*What you should do:* Lines with "color": please show every one of them from the listing below.
■ ■ ■ ■ ■ ■ ■
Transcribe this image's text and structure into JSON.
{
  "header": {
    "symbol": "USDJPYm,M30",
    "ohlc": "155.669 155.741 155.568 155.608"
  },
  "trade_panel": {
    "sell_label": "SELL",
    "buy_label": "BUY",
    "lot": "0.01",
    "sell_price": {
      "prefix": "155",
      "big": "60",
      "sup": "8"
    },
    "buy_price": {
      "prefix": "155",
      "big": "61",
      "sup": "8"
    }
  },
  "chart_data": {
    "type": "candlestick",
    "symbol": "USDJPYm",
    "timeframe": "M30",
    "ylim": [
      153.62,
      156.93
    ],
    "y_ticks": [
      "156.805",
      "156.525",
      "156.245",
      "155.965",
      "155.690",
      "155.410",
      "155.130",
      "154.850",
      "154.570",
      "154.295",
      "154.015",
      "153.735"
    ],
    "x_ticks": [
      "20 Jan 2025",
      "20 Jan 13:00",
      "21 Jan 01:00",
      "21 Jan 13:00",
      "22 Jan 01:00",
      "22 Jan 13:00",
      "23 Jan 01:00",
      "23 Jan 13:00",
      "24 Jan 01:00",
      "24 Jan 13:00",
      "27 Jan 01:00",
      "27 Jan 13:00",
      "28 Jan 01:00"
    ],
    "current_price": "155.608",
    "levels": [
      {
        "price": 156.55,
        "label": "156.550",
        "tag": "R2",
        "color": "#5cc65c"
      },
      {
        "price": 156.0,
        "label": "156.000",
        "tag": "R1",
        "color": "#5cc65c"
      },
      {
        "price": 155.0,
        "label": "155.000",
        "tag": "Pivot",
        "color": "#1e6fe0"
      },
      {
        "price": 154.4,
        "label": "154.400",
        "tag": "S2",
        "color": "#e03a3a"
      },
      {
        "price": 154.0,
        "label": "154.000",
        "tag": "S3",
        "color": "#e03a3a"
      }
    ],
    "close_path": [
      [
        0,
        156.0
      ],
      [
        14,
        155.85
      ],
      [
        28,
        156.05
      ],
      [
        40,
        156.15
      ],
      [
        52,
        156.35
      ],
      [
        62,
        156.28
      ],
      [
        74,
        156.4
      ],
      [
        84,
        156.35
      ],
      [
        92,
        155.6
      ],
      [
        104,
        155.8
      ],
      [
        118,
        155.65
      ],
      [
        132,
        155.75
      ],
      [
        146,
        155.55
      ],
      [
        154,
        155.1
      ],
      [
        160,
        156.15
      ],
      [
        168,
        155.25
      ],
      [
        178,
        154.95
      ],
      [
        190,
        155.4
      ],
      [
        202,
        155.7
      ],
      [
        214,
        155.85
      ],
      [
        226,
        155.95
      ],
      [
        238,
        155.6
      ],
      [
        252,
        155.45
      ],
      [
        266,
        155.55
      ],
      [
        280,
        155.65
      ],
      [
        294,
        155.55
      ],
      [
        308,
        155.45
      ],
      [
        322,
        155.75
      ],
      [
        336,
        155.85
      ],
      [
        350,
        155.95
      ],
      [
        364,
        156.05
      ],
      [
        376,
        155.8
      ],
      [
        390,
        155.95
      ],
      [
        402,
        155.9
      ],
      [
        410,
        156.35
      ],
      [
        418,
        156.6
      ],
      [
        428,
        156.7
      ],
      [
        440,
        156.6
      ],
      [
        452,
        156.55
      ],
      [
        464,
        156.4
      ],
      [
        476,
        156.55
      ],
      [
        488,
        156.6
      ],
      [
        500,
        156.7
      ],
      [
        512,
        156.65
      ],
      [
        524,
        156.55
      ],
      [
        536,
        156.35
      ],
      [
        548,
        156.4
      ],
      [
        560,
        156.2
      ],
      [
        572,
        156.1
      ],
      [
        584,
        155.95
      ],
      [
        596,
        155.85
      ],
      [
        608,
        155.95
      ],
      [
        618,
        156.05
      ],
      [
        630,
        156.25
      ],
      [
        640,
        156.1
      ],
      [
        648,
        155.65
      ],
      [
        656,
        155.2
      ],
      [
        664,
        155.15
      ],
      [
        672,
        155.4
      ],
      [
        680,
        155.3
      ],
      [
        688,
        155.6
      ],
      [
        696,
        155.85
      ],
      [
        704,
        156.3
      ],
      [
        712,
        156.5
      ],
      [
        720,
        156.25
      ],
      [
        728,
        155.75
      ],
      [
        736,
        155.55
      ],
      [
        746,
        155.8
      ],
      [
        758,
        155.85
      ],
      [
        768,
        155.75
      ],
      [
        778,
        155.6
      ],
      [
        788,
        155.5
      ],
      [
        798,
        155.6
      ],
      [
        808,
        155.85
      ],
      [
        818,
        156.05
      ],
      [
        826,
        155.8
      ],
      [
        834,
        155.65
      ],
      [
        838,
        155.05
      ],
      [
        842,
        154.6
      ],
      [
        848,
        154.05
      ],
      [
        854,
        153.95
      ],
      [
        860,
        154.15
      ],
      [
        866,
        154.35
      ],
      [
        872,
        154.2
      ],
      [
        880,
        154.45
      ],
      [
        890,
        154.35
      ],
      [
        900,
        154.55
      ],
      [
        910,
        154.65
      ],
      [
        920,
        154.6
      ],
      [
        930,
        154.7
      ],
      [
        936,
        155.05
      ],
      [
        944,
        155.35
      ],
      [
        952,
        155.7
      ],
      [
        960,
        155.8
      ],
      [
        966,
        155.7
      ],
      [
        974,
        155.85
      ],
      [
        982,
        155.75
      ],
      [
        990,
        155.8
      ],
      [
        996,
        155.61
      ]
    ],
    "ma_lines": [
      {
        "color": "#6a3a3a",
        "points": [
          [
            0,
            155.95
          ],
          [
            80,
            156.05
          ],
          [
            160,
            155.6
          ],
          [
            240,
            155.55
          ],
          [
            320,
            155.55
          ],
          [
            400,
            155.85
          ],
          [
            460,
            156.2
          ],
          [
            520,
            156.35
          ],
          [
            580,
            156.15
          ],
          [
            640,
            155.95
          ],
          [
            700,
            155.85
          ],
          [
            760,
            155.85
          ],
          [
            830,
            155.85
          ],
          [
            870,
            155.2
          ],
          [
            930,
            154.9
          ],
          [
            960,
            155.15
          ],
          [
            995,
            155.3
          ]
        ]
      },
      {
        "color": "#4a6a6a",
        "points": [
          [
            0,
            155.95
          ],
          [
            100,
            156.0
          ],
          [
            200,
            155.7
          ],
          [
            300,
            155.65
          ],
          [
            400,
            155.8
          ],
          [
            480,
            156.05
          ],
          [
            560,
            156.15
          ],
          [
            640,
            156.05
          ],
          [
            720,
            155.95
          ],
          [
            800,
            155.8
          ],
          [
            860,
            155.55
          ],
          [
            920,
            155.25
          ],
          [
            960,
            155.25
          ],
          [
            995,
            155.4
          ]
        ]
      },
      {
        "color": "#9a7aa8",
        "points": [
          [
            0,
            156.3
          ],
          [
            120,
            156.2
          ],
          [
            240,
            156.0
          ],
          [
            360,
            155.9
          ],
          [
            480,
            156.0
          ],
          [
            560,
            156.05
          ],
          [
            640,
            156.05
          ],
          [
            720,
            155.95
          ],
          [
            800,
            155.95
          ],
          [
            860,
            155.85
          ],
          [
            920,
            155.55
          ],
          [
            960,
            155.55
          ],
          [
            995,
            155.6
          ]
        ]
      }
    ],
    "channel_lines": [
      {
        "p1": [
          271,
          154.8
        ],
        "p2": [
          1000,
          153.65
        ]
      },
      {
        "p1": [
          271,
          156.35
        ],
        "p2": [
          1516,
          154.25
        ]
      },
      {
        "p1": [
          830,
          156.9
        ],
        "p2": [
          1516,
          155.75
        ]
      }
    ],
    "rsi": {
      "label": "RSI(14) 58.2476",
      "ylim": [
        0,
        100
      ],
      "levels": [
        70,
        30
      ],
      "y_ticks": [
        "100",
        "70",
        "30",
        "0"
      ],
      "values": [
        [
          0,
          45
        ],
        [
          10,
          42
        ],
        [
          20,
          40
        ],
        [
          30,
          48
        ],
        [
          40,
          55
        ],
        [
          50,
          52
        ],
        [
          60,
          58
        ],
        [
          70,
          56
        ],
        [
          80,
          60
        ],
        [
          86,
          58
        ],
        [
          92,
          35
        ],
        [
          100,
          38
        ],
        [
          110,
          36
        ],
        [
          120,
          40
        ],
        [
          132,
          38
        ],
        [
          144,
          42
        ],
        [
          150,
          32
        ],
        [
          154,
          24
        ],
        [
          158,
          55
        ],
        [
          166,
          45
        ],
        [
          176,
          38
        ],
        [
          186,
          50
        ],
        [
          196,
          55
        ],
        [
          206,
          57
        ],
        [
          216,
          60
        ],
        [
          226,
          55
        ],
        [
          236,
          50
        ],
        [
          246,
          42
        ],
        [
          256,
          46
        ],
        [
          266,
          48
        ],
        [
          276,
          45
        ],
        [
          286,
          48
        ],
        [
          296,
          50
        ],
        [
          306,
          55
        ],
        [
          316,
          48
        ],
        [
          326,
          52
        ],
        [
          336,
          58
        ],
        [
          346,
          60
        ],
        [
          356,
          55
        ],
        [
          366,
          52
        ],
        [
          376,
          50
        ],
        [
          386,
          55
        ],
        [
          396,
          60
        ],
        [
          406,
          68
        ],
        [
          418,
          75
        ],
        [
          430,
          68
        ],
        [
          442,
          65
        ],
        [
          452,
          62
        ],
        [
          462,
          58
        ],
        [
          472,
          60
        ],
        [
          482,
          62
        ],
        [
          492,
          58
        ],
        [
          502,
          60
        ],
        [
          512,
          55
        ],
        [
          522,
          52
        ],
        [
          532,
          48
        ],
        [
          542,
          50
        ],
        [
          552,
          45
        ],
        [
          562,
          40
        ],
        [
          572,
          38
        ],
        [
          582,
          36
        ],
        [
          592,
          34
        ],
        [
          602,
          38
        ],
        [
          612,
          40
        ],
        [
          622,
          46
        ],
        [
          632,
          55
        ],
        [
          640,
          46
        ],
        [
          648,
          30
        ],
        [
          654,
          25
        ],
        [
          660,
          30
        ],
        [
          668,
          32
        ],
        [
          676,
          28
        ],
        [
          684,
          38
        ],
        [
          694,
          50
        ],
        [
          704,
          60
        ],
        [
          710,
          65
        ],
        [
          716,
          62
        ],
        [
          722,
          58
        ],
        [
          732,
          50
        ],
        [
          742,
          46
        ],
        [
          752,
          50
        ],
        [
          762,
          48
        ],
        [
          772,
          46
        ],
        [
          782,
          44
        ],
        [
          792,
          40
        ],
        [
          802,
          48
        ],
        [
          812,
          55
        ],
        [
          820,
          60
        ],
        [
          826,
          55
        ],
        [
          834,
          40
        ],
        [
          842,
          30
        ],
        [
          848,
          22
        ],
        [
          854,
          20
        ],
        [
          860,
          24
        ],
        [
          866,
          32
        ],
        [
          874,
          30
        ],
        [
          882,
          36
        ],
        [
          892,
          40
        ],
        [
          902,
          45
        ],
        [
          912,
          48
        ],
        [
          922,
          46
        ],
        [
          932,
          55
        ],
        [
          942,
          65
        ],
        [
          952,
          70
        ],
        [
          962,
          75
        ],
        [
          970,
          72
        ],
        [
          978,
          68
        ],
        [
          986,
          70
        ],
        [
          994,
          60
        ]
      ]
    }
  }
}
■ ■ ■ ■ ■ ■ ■
*Response for this exercise:*
        "color": "#5cc65c"
        "color": "#5cc65c"
        "color": "#1e6fe0"
        "color": "#e03a3a"
        "color": "#e03a3a"
        "color": "#6a3a3a",
        "color": "#4a6a6a",
        "color": "#9a7aa8",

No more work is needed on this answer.